This edited volume is the first endeavour to systematically investigate the role of trust in the different relations within regulatory regimes. Trust as a multifaceted concept is contested within public administration and political science in general and especially within the relation between regulator and regulated party. The aim of this book is to scope the field and to set the agenda for further research. In this introductory chapter we map the different relations within regulatory regimes and review empirical research into the role of trust within the different relations. Our review reveals several themes that we address in the different empirical chapters and in the research agenda formulated in the concluding chapter.
Edited by Sonja Zmerli and Tom W.G. van der Meer
David L. Feldman
Cities place enormous pressures on freshwater availability because they are often located some distance from the water sources needed by their populations. This compels them to build infrastructure to divert water from increasingly distant outlying rural areas, thus disrupting their social fabric and their environment.
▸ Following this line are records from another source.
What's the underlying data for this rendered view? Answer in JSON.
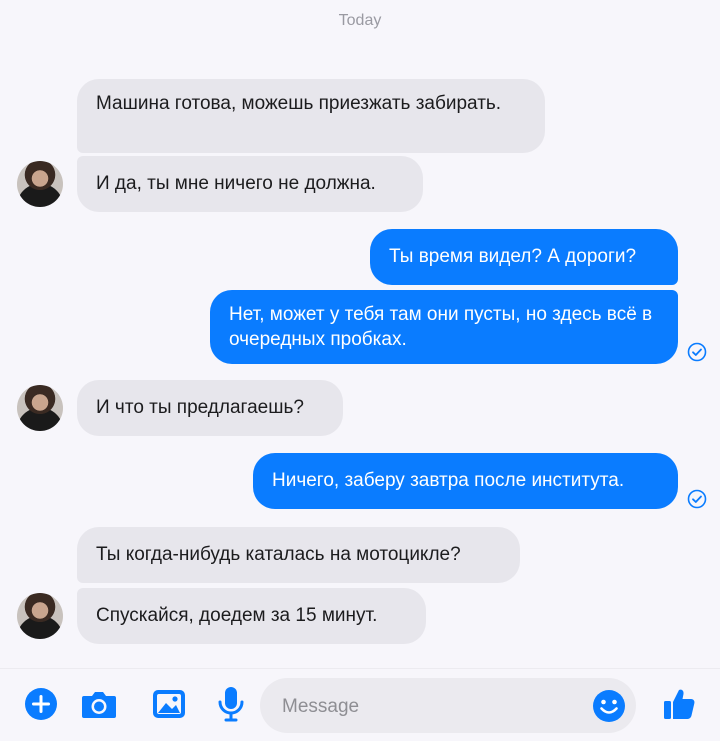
{
  "thread": {
    "date_label": "Today",
    "messages": [
      {
        "side": "in",
        "text": "Машина готова, можешь приезжать забирать."
      },
      {
        "side": "in",
        "text": "И да, ты мне ничего не должна."
      },
      {
        "side": "out",
        "text": "Ты время видел? А дороги?"
      },
      {
        "side": "out",
        "text": "Нет, может у тебя там они пусты, но здесь всё в очередных пробках."
      },
      {
        "side": "in",
        "text": "И что ты предлагаешь?"
      },
      {
        "side": "out",
        "text": "Ничего, заберу завтра после института."
      },
      {
        "side": "in",
        "text": "Ты когда-нибудь каталась на мотоцикле?"
      },
      {
        "side": "in",
        "text": "Спускайся, доедем за 15 минут."
      }
    ]
  },
  "composer": {
    "placeholder": "Message",
    "icons": [
      "plus-icon",
      "camera-icon",
      "image-icon",
      "microphone-icon",
      "emoji-icon",
      "thumbs-up-icon"
    ]
  },
  "colors": {
    "accent": "#0a7cff",
    "incoming_bubble": "#e7e6ec",
    "background": "#f7f6fb"
  }
}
In addition, increasing urbanization due to population growth, economic change and sprawl places huge burdens upon the institutions as well as the infrastructure that delivers and treats urban water. Finally, the spatial “footprint” caused by sprawling horizontal urban development and annexation imposes numerous problems including paving of city streets and commercial districts (which contributes to pollutant runoff and diminished groundwater recharge); consumption of water for parks and outdoor residential use (increasing evapotranspiration and taxing local supplies); and urban waste discharges that affect local to global biogeochemical cycles and climate.